#### DIRECTIONS:
Select the lines of the records containing the word "stored" and list them.

Records from a dataset:
....

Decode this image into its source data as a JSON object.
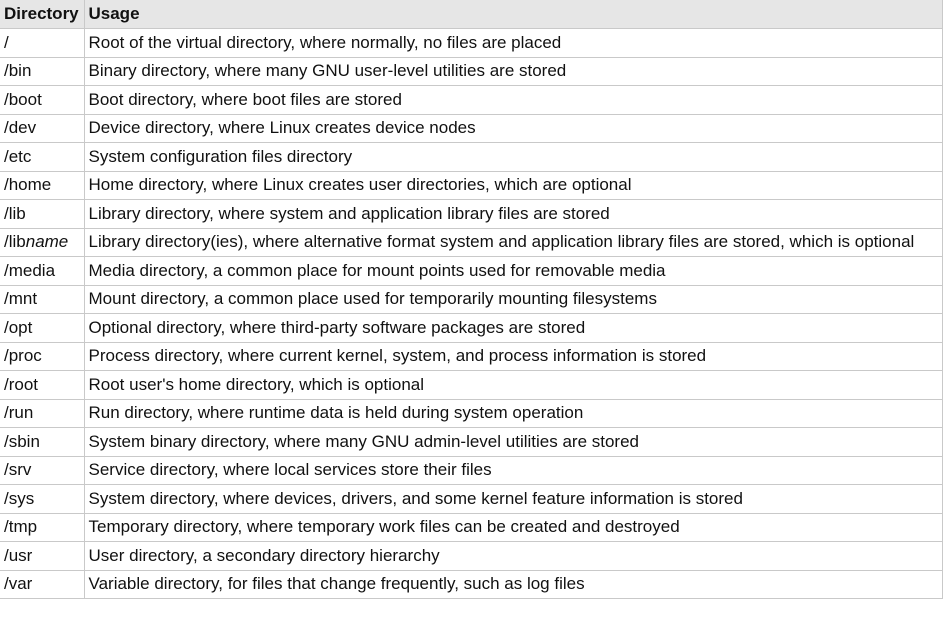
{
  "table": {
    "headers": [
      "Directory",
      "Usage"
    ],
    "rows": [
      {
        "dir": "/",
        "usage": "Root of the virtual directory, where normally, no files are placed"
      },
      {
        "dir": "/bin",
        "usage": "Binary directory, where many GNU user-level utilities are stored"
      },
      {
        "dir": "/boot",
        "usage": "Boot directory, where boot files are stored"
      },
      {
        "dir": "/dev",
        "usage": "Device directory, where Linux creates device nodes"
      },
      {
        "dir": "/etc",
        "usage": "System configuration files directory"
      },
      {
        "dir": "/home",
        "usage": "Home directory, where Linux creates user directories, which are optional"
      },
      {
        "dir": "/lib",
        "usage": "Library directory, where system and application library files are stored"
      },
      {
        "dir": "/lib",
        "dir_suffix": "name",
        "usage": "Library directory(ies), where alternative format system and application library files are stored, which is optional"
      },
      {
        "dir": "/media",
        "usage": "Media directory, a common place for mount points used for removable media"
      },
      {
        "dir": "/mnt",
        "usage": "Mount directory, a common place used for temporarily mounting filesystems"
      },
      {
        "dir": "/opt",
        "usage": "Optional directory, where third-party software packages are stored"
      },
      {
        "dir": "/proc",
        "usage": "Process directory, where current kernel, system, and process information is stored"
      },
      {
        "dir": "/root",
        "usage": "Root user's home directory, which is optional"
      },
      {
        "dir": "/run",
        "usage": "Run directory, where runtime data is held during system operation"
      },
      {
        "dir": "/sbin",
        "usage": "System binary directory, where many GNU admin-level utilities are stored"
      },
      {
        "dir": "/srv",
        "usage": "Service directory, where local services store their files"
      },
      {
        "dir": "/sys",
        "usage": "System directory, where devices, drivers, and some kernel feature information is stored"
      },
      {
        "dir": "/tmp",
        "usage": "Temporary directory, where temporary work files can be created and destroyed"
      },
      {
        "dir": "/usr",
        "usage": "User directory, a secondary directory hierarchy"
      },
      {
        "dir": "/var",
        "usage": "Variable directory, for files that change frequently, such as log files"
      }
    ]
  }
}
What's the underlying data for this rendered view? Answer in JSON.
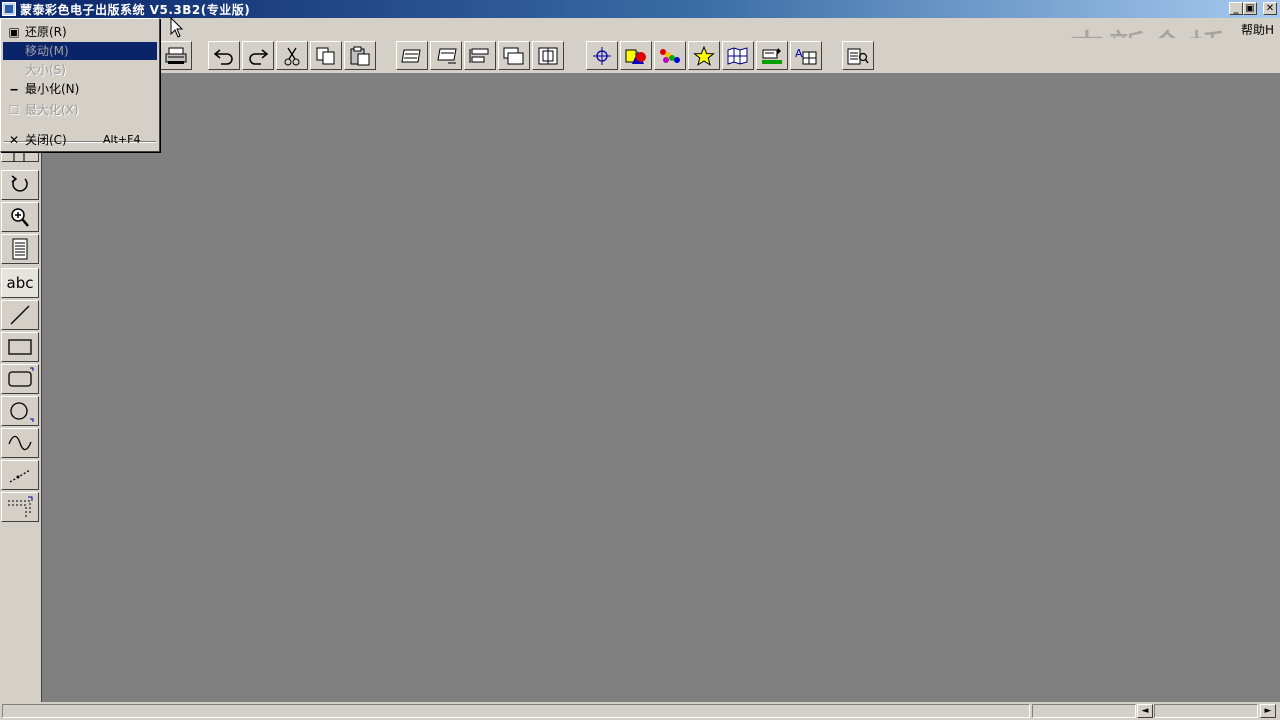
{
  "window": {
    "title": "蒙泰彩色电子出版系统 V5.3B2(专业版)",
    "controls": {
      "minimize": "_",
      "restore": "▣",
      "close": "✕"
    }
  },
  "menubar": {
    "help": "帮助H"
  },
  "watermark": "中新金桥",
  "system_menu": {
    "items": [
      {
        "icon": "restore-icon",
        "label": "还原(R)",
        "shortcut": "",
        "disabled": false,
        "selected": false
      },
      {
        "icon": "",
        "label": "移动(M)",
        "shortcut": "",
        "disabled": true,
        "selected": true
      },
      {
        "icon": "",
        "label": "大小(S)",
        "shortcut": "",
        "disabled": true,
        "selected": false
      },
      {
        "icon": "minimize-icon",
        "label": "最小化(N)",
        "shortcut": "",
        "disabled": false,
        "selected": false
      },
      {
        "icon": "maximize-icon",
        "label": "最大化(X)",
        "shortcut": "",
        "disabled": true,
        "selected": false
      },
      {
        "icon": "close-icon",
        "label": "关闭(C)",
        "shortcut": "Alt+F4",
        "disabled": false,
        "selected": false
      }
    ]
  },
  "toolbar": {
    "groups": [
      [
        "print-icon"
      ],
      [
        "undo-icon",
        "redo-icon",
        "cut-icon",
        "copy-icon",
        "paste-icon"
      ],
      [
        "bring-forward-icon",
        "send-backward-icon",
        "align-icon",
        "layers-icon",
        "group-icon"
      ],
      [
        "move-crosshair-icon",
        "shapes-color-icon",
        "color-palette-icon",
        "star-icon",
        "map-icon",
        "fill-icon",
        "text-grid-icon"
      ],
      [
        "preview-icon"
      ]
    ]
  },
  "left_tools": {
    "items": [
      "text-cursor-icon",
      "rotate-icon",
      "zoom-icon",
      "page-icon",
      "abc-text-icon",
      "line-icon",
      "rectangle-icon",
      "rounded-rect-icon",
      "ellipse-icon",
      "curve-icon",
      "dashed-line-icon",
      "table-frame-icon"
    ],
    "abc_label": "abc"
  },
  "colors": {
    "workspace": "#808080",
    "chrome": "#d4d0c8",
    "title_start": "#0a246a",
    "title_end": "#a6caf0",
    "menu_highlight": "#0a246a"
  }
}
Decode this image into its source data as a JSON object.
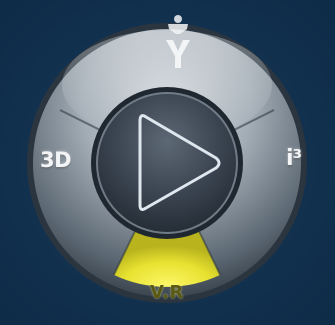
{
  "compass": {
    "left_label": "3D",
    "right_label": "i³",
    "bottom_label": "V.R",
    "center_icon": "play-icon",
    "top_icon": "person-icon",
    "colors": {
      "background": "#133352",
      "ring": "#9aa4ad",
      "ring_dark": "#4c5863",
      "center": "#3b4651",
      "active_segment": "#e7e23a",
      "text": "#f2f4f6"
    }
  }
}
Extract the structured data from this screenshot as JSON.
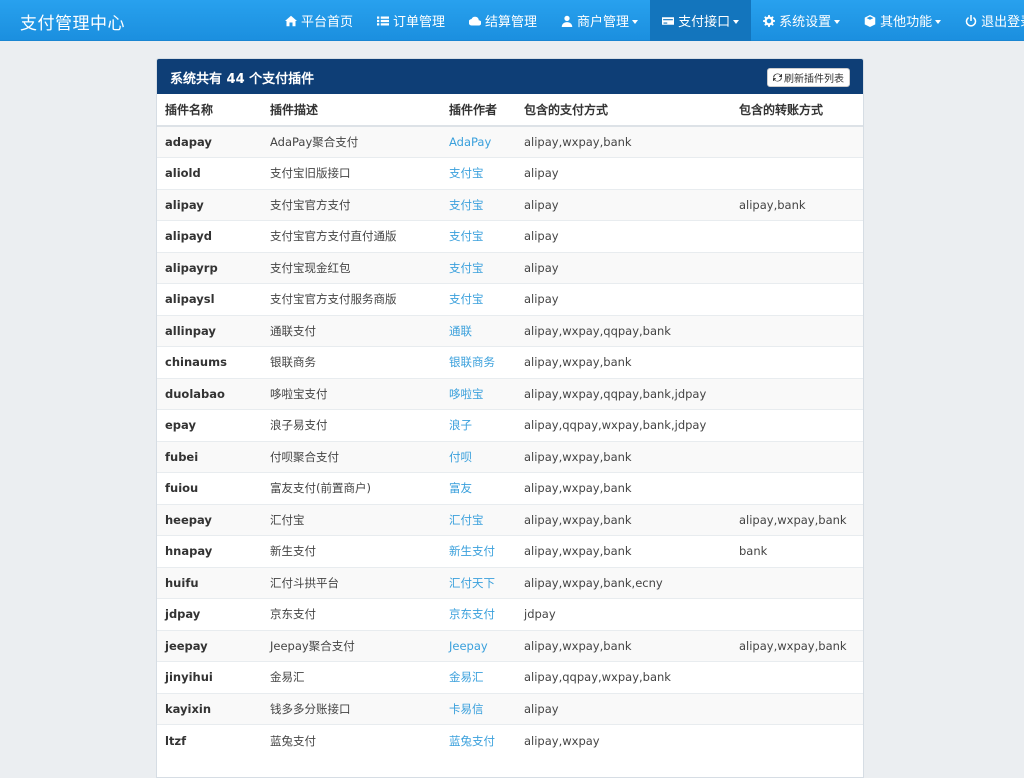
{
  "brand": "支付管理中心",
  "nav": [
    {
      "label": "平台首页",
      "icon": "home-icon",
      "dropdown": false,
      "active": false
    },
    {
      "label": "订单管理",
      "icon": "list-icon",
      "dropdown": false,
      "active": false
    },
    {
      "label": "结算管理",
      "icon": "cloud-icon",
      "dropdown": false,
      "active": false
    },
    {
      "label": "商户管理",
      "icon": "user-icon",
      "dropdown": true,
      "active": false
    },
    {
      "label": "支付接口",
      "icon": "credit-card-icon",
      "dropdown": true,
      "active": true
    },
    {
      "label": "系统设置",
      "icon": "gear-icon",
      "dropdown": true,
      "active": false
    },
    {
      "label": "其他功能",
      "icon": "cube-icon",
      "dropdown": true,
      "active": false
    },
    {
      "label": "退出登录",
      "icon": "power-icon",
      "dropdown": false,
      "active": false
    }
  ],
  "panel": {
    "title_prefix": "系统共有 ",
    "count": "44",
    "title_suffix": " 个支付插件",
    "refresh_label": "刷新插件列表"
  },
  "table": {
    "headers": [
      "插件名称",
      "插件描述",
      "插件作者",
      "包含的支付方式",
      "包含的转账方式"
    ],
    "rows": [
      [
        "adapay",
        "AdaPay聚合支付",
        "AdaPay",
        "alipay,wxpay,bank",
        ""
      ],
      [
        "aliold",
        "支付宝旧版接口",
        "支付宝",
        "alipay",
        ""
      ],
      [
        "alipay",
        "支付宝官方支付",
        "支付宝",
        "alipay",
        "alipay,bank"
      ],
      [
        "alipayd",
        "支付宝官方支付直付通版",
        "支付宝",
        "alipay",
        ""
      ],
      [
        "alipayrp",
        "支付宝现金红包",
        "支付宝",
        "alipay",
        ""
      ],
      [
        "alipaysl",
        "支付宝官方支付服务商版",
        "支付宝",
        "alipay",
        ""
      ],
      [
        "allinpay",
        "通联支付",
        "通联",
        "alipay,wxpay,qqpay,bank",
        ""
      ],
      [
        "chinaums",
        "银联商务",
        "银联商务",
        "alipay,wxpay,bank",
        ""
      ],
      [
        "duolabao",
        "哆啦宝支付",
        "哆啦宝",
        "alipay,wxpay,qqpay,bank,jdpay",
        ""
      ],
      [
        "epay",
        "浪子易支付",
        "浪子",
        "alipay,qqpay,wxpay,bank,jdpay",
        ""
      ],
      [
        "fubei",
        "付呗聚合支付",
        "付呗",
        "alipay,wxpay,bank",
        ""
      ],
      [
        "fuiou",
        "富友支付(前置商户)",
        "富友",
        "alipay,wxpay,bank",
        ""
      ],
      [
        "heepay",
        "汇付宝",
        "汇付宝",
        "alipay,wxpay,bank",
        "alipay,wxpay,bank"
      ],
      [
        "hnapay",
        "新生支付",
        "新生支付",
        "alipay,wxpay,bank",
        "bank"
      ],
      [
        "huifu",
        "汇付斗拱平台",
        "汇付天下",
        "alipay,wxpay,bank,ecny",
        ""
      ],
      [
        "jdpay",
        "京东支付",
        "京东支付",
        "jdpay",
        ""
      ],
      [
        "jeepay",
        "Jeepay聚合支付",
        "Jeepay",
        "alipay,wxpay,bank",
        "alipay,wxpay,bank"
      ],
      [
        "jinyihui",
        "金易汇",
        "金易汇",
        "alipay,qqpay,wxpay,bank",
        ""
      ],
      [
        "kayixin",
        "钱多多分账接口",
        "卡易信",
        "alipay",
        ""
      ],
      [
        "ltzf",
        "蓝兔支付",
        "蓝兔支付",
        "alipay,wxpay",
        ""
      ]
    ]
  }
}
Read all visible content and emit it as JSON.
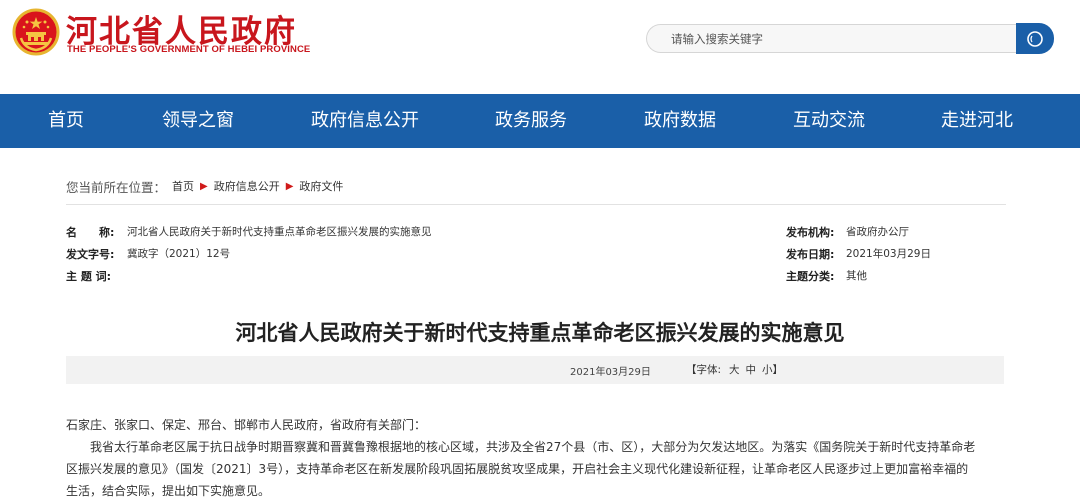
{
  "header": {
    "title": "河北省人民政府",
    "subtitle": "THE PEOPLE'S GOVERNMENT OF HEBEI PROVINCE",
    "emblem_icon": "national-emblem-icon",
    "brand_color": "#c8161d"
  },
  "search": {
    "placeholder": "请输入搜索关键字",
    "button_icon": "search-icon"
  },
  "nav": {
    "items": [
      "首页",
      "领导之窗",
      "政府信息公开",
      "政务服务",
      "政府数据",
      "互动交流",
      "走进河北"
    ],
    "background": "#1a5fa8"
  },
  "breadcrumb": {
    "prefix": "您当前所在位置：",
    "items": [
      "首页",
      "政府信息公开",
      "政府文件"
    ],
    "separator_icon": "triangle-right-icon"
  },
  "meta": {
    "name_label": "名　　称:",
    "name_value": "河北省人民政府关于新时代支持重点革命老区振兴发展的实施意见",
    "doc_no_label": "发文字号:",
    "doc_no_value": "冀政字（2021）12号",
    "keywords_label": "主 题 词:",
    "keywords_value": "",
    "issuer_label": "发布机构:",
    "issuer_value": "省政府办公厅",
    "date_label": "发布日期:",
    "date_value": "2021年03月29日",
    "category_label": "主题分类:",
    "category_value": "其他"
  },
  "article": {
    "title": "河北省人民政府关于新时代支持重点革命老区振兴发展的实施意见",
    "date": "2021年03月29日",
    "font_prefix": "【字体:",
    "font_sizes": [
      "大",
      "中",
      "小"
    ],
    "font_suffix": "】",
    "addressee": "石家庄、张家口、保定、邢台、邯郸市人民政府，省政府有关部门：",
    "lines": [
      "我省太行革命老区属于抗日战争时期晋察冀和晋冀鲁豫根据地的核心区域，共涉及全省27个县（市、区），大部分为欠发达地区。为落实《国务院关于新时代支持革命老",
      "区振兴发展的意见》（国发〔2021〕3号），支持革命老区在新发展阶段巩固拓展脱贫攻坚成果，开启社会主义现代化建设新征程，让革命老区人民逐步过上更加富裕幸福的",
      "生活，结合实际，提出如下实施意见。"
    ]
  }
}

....

#### SOLUTION FOR THIS PROBLEM:
        "usage": "Binary directory, where many GNU user-level utilities are stored"
        "usage": "Boot directory, where boot files are stored"
        "usage": "Library directory, where system and application library files are stored"
        "usage": "Library directory(ies), where alternative format system and application library files are stored, which is optional"
        "usage": "Optional directory, where third-party software packages are stored"
        "usage": "Process directory, where current kernel, system, and process information is stored"
        "usage": "System binary directory, where many GNU admin-level utilities are stored"
        "usage": "System directory, where devices, drivers, and some kernel feature information is stored"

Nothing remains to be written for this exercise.